June 26, 2014

Health Canada and Novartis Pharmaceuticals Canada Inc. Revise Gilenya Label

In accordance with Health Canada, Novartis has updated the Gilenya label to include revised guidance surrounding first dose monitoring, use in people with certain cardiovascular risk factors, and how to re-initiate treatment with Gilenya, should it be interrupted.

The revised labeling recommends that people have their blood pressure and heart rate measured hourly over a six-hour observation period, and that an electrocardiogram (ECG) be obtained prior to and at 6 hours after the first dose. The updated label also includes revised patient selection criteria based on certain cardiovascular considerations to help identify suitable candidates for treatment with Gilenya. The updated first-dose monitoring recommendations do not affect people who are already being treated with Gilenya unless treatment is reinitiated after discontinuation.

The updated Health Canada label for Gilenya recommends continued or extended monitoring (including overnight) following the first dose for people who meet the specific clinical criteria. Novartis stated that they are working with Canadian health care professionals and MS clinics to ensure the new prescribing guidelines are implemented as quickly as possible.

Individuals taking Gilenya who experience symptoms of heart problems should report them immediately to their doctor. Symptoms include chest pain, slow or irregular heartbeat, or feeling dizzy. Individuals should not stop taking Gilenya without talking to their healthcare professional. For further information or questions related to Gilenya’s safety, individuals are encouraged to contact the patient support line at Novartis Pharmaceuticals Canada Inc. at 1-855-745-5467 or their prescribing doctor.
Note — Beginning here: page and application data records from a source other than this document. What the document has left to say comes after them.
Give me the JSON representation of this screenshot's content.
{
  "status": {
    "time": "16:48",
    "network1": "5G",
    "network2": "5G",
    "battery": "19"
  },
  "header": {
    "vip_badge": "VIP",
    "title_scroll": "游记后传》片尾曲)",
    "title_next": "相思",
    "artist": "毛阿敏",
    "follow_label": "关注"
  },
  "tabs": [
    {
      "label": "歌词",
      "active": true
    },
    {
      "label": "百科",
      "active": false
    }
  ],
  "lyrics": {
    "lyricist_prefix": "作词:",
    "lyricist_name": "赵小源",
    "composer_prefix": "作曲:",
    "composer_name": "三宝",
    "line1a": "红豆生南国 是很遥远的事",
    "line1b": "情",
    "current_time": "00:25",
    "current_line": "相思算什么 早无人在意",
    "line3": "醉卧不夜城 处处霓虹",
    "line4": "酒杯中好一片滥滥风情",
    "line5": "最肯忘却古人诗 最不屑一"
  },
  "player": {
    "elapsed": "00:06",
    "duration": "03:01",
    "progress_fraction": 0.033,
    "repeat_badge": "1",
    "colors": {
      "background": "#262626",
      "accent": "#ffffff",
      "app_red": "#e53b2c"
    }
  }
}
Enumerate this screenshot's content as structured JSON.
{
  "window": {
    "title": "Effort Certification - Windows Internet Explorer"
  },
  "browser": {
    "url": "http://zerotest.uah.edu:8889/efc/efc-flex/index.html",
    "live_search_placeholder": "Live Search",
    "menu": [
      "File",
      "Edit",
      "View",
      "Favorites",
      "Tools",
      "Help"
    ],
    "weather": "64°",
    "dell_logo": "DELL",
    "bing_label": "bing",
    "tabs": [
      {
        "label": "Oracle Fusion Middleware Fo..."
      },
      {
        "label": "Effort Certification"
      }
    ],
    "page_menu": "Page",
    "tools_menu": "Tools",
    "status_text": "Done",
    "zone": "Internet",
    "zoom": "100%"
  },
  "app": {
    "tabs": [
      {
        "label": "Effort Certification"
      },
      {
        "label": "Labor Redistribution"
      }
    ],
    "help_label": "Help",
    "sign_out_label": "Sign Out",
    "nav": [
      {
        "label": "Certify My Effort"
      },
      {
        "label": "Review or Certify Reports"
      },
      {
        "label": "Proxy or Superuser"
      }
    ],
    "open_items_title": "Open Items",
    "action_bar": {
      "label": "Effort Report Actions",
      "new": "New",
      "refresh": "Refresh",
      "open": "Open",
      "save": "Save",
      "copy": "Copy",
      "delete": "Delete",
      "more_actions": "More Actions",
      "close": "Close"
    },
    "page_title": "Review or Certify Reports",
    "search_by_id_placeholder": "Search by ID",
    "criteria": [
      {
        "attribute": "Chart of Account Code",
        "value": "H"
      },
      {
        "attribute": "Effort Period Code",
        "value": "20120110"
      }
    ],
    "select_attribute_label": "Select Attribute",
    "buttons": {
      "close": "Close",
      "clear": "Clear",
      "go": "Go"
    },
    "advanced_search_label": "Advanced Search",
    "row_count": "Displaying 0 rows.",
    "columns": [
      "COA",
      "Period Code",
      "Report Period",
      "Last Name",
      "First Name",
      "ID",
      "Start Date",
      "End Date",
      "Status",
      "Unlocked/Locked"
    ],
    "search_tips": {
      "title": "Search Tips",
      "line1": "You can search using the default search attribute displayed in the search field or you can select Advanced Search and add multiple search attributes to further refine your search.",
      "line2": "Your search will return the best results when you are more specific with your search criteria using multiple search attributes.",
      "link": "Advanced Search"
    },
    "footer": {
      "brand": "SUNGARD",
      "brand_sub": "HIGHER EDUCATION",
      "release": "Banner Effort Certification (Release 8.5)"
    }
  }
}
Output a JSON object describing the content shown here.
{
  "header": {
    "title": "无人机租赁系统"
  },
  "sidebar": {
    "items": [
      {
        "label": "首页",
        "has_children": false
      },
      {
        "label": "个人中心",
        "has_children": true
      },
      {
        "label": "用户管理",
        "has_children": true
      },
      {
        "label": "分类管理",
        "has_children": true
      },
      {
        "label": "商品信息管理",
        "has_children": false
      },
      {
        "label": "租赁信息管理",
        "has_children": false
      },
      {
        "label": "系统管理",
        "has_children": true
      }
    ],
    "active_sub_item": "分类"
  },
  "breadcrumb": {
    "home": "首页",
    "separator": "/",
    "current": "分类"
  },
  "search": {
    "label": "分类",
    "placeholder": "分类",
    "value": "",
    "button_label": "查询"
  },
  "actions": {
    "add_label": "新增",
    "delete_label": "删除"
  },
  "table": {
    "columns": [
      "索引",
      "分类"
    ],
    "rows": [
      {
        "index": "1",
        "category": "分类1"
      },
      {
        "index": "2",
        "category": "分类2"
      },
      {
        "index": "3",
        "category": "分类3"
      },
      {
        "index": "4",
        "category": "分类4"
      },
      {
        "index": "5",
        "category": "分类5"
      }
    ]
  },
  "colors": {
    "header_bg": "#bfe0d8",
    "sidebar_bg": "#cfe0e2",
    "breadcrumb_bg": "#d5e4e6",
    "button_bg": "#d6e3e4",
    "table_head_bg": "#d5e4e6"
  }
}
Before starting treatment with Gilenya, individuals should inform their doctor if they are taking other medications such as drugs used to treat abnormal heart rhythms (i.e. beta blockers or calcium channel blockers) or if they have a history of heart-related problems such as low heart rate, heart rhythm disorders, congestive heart failure, or fainting.